Bido has also been roughly league average in contact rates, with an 88.3 MPH exit velo and 39.8% hard-hit rate. But he’s been outstanding at limiting quality contact, coming in the 88th percentile of barrel rate at 5.1%.
Those numbers aren’t all that impressive, and considering Bido is a 27-year-old who was viewed as a depth arm at the start of the season, what reason would there be to believe that he could become a long-term part of the pitching staff? The Pirates have more than enough top pitching prospects that will eventually surpass him on the depth chart too. How can Bido potentially stick around, despite his poor numbers, and relative lack of prospect status?

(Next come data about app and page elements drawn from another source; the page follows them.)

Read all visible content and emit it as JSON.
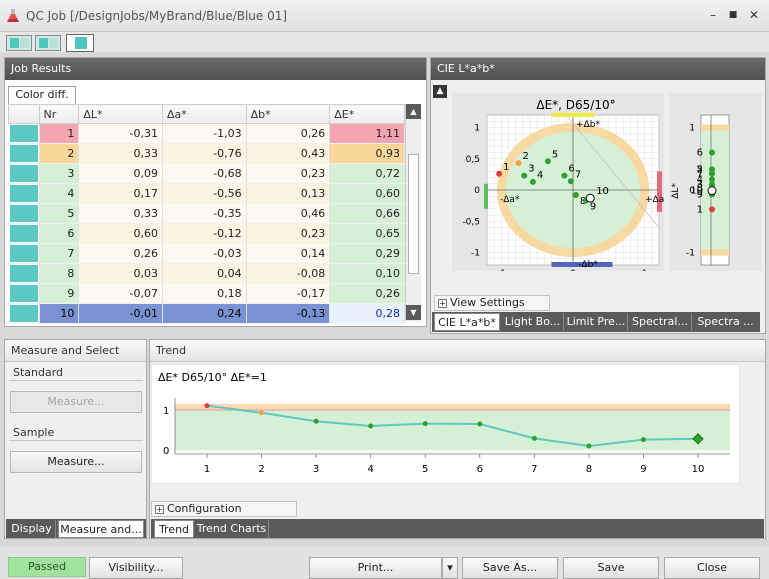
{
  "window": {
    "title": "QC Job [/DesignJobs/MyBrand/Blue/Blue 01]",
    "minimize_glyph": "–",
    "maximize_glyph": "■",
    "close_glyph": "✕"
  },
  "icons": {
    "app": "flask-icon",
    "scroll_up": "triangle-up-icon",
    "scroll_down": "triangle-down-icon",
    "collapse": "chevron-up-icon",
    "expand": "plus-box-icon"
  },
  "colors": {
    "swatch": "#5bc8c2",
    "fail_red": "#f4a5b0",
    "warn_orange": "#f9d79b",
    "pass_green": "#d6f0d6",
    "selected_blue": "#7b92d2",
    "passed_badge": "#9fe39f"
  },
  "job_results": {
    "header": "Job Results",
    "tab": "Color diff.",
    "columns": [
      "Nr",
      "ΔL*",
      "Δa*",
      "Δb*",
      "ΔE*"
    ],
    "rows": [
      {
        "nr": "1",
        "dl": "-0,31",
        "da": "-1,03",
        "db": "0,26",
        "de": "1,11",
        "status": "fail"
      },
      {
        "nr": "2",
        "dl": "0,33",
        "da": "-0,76",
        "db": "0,43",
        "de": "0,93",
        "status": "warn"
      },
      {
        "nr": "3",
        "dl": "0,09",
        "da": "-0,68",
        "db": "0,23",
        "de": "0,72",
        "status": "pass"
      },
      {
        "nr": "4",
        "dl": "0,17",
        "da": "-0,56",
        "db": "0,13",
        "de": "0,60",
        "status": "pass"
      },
      {
        "nr": "5",
        "dl": "0,33",
        "da": "-0,35",
        "db": "0,46",
        "de": "0,66",
        "status": "pass"
      },
      {
        "nr": "6",
        "dl": "0,60",
        "da": "-0,12",
        "db": "0,23",
        "de": "0,65",
        "status": "pass"
      },
      {
        "nr": "7",
        "dl": "0,26",
        "da": "-0,03",
        "db": "0,14",
        "de": "0,29",
        "status": "pass"
      },
      {
        "nr": "8",
        "dl": "0,03",
        "da": "0,04",
        "db": "-0,08",
        "de": "0,10",
        "status": "pass"
      },
      {
        "nr": "9",
        "dl": "-0,07",
        "da": "0,18",
        "db": "-0,17",
        "de": "0,26",
        "status": "pass"
      },
      {
        "nr": "10",
        "dl": "-0,01",
        "da": "0,24",
        "db": "-0,13",
        "de": "0,28",
        "status": "selected"
      }
    ]
  },
  "cie_panel": {
    "header": "CIE L*a*b*",
    "chart_title": "ΔE*, D65/10°",
    "label_pos_b": "+Δb*",
    "label_neg_b": "-Δb*",
    "label_pos_a": "+Δa",
    "label_neg_a": "-Δa*",
    "label_dl": "ΔL*",
    "view_settings": "View Settings",
    "tabs": [
      "CIE L*a*b*",
      "Light Bo...",
      "Limit Pre...",
      "Spectral...",
      "Spectra ..."
    ]
  },
  "chart_data": [
    {
      "type": "scatter",
      "title": "ΔE*, D65/10°",
      "xlabel": "",
      "ylabel": "",
      "xlim": [
        -1.2,
        1.2
      ],
      "ylim": [
        -1.2,
        1.2
      ],
      "x_ticks": [
        "-1",
        "0",
        "1"
      ],
      "y_ticks": [
        "1",
        "0,5",
        "0",
        "-0,5",
        "-1"
      ],
      "grid": true,
      "tolerance_radius": 1,
      "points": [
        {
          "label": "1",
          "x": -1.03,
          "y": 0.26,
          "status": "fail"
        },
        {
          "label": "2",
          "x": -0.76,
          "y": 0.43,
          "status": "warn"
        },
        {
          "label": "3",
          "x": -0.68,
          "y": 0.23,
          "status": "pass"
        },
        {
          "label": "4",
          "x": -0.56,
          "y": 0.13,
          "status": "pass"
        },
        {
          "label": "5",
          "x": -0.35,
          "y": 0.46,
          "status": "pass"
        },
        {
          "label": "6",
          "x": -0.12,
          "y": 0.23,
          "status": "pass"
        },
        {
          "label": "7",
          "x": -0.03,
          "y": 0.14,
          "status": "pass"
        },
        {
          "label": "8",
          "x": 0.04,
          "y": -0.08,
          "status": "pass"
        },
        {
          "label": "9",
          "x": 0.18,
          "y": -0.17,
          "status": "pass"
        },
        {
          "label": "10",
          "x": 0.24,
          "y": -0.13,
          "status": "selected"
        }
      ]
    },
    {
      "type": "scatter",
      "title": "",
      "xlabel": "",
      "ylabel": "ΔL*",
      "ylim": [
        -1.2,
        1.2
      ],
      "y_ticks": [
        "1",
        "0",
        "-1"
      ],
      "points": [
        {
          "label": "1",
          "y": -0.31,
          "status": "fail"
        },
        {
          "label": "2",
          "y": 0.33,
          "status": "warn"
        },
        {
          "label": "3",
          "y": 0.09,
          "status": "pass"
        },
        {
          "label": "4",
          "y": 0.17,
          "status": "pass"
        },
        {
          "label": "5",
          "y": 0.33,
          "status": "pass"
        },
        {
          "label": "6",
          "y": 0.6,
          "status": "pass"
        },
        {
          "label": "7",
          "y": 0.26,
          "status": "pass"
        },
        {
          "label": "8",
          "y": 0.03,
          "status": "pass"
        },
        {
          "label": "9",
          "y": -0.07,
          "status": "pass"
        },
        {
          "label": "10",
          "y": -0.01,
          "status": "selected"
        }
      ]
    },
    {
      "type": "line",
      "title": "ΔE* D65/10° ΔE*=1",
      "xlabel": "",
      "ylabel": "",
      "categories": [
        "1",
        "2",
        "3",
        "4",
        "5",
        "6",
        "7",
        "8",
        "9",
        "10"
      ],
      "values": [
        1.11,
        0.93,
        0.72,
        0.6,
        0.66,
        0.65,
        0.29,
        0.1,
        0.26,
        0.28
      ],
      "y_ticks": [
        "1",
        "0"
      ],
      "ylim": [
        -0.1,
        1.3
      ],
      "threshold": 1,
      "warn_band": [
        1,
        1.15
      ]
    }
  ],
  "measure_select": {
    "header": "Measure and Select",
    "standard_label": "Standard",
    "standard_button": "Measure...",
    "sample_label": "Sample",
    "sample_button": "Measure...",
    "tabs": [
      "Display",
      "Measure and..."
    ]
  },
  "trend": {
    "header": "Trend",
    "configuration": "Configuration",
    "tabs": [
      "Trend",
      "Trend Charts"
    ]
  },
  "footer": {
    "status": "Passed",
    "visibility": "Visibility...",
    "print": "Print...",
    "print_arrow": "▾",
    "save_as": "Save As...",
    "save": "Save",
    "close": "Close"
  }
}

Admittedly, these are real criticisms, but there is one way Bido could find himself still pitching for the Pirates in 2024 and beyond. Bido has shown to be outstanding the first time he faces opponents. In the 19.1 innings through the first time through the opponent’s batting order, Bido owns an 0.93 ERA, 3.22 FIP, and 1.34 WHIP. His 22.8% strikeout rate still isn’t impressive, but his walk rate of just 7%, and has allowed just one home run. Batters manage just a .672 OPS and .301 wOBA when facing Bido for the first time (league averages in both OPS and wOBA are .733 and .318, respectively).

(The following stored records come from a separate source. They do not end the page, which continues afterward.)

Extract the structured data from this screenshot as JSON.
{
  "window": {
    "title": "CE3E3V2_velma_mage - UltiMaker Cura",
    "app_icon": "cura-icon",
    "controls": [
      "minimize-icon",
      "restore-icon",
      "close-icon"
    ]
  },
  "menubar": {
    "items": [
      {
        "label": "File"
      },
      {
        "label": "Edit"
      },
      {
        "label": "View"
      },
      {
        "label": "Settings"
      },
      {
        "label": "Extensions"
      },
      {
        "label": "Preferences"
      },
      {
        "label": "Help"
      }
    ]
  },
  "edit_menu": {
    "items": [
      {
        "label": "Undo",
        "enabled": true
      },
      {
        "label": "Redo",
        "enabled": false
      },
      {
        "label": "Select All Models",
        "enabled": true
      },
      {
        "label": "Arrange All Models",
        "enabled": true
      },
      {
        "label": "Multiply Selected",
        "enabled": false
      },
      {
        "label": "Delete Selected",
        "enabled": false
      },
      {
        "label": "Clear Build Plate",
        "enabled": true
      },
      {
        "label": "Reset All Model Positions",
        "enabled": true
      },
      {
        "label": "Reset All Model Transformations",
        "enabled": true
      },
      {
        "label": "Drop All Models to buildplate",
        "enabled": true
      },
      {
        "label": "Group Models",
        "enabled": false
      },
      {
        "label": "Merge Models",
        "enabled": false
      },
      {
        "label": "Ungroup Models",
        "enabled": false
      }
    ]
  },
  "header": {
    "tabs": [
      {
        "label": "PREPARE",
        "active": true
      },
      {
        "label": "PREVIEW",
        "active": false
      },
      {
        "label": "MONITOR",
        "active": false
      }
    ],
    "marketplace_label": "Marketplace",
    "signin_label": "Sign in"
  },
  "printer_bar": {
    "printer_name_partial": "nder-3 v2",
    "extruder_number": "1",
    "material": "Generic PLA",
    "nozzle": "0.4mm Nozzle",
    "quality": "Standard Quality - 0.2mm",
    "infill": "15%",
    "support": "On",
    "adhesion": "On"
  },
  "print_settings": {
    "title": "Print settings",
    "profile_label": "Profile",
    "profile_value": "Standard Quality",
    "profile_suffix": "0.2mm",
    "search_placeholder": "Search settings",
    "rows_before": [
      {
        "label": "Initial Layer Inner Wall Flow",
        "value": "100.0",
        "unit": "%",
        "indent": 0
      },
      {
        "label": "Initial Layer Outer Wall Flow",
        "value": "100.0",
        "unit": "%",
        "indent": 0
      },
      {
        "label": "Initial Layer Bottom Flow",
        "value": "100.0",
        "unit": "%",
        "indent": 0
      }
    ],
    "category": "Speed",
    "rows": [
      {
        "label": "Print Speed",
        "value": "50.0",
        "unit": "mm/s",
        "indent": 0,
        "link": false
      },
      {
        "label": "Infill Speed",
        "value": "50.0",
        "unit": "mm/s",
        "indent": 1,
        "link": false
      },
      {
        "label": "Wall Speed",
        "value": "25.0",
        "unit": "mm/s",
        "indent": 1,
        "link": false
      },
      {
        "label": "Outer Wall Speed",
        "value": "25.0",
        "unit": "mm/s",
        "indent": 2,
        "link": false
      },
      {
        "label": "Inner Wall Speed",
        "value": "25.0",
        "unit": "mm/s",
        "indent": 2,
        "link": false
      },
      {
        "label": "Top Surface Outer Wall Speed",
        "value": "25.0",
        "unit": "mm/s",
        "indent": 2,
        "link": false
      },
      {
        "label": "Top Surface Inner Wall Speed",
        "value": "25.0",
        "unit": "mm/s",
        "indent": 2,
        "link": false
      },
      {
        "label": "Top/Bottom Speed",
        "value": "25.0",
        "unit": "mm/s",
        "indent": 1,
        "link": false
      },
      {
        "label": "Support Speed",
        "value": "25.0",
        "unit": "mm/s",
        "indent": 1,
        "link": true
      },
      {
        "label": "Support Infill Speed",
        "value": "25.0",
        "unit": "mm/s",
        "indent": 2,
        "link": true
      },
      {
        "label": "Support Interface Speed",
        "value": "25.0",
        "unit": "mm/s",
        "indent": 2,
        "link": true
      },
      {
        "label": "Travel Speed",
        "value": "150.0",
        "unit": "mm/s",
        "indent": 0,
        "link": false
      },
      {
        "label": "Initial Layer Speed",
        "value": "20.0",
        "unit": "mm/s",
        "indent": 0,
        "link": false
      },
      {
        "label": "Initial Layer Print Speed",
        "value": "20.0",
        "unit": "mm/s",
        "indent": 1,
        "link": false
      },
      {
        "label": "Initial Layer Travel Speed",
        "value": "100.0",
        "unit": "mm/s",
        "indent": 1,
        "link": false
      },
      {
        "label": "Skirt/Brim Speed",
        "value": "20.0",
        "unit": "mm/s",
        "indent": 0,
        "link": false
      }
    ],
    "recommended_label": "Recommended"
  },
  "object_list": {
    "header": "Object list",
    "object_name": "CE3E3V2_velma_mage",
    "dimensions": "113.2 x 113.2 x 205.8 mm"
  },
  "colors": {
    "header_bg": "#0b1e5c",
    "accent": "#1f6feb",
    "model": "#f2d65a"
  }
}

But after the first time Bido faces an opponent, they seem to catch onto what he’s throwing. In the 17.2 innings after the first time through the order, Bido has a 10.19 ERA, 5.25 FIP, and 1.58 WHIP. His 17.2% strikeout rate is a massive downgrade, as is his 9.2% walk rate. He’s also given up two home runs during this span. After holding opponents to an OPS well below .700 and wOBA right around .300, those numbers shoot up to .768 and .343. If you want to know what that difference looks like, it’s like going from Yasmani Grandal to Wilson Contreras.
What he could be to a potentially competitive Pirates team is Jeanmar Gomez. Gomez pitched 142.2 innings for the Pirates in 2013-2014 in 78 appearances (eight starts) and worked to a 3,28 ERA, 4.08 FIP, and 1.40 WHIP. Like Bido, Gomez had a quality walk rate (6.8%), and HR/9 rate (0.66), but struggled to get strikeouts (14.9%).

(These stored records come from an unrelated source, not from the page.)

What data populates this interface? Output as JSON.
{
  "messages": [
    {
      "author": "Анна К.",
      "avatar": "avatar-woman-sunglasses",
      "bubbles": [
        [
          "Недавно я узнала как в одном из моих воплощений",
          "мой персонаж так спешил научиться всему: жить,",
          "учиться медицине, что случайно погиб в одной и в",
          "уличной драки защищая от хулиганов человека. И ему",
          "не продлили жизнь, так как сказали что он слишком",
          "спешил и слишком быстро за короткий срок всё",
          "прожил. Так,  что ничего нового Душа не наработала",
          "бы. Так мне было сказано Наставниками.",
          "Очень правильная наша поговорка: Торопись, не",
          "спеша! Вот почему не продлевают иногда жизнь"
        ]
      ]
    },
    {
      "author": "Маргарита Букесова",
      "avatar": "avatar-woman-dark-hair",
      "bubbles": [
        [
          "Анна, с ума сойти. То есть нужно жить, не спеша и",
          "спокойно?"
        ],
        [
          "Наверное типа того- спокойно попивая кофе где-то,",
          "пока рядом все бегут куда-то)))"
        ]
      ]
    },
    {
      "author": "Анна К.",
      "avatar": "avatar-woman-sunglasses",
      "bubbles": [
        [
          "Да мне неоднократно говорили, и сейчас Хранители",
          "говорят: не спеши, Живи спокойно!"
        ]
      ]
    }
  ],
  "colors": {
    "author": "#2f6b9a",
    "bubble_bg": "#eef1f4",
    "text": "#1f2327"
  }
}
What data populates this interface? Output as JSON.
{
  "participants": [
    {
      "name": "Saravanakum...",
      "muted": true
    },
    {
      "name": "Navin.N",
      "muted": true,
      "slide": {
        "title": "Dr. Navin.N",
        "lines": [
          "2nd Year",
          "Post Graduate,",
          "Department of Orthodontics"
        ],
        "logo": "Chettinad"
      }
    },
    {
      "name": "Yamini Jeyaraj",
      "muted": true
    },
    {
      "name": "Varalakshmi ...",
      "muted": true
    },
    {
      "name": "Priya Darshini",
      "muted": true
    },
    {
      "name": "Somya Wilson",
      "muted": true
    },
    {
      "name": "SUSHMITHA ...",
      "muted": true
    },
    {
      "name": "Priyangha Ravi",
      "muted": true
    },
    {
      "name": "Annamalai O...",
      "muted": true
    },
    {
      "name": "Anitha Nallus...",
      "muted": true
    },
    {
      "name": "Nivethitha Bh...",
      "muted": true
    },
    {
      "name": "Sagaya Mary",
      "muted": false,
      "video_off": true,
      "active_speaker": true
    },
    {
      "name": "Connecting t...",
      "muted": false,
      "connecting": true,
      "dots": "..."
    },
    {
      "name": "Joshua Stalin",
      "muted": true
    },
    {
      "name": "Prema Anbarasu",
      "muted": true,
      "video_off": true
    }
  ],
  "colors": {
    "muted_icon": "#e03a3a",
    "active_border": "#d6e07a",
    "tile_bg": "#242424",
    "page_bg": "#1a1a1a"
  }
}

I know being compared to Gomez isn’t the most glamorous comp. But role players are still important players. Gomez still pitched 142.2 innings, mostly out of the bullpen for the Pirates, and he did it with an ERA under 3.50. Plus he made a couple of starts to help out the pitching staff. Sure, he wasn’t Mark Melancon or Tony Watson, but he performed a role, one that largely went underappreciated, and did well in said role.
Even if the Pirates have a team of five aces, there are going to be times where a guy struggles to get out of the third inning, there’s going to be other times where a guy needs to be pulled early in the game due to an injury, and other times where someone needs to come out of the bullpen to provide two or three innings because the rest of the bullpen is overtaxed and needs rest. This is a role Bido could potentially fill.
In my opinion, Bido does have a potential role on a long-term, and even competitive Pittsburgh Pirates team. Bido just needs to be put into a position in which he could succeed. He’s not a starter (at least outside of spot starter duty), but he’s shown that he can fool batters at least one time through the order. That’s more than enough to be a potential long reliever out of the bullpen.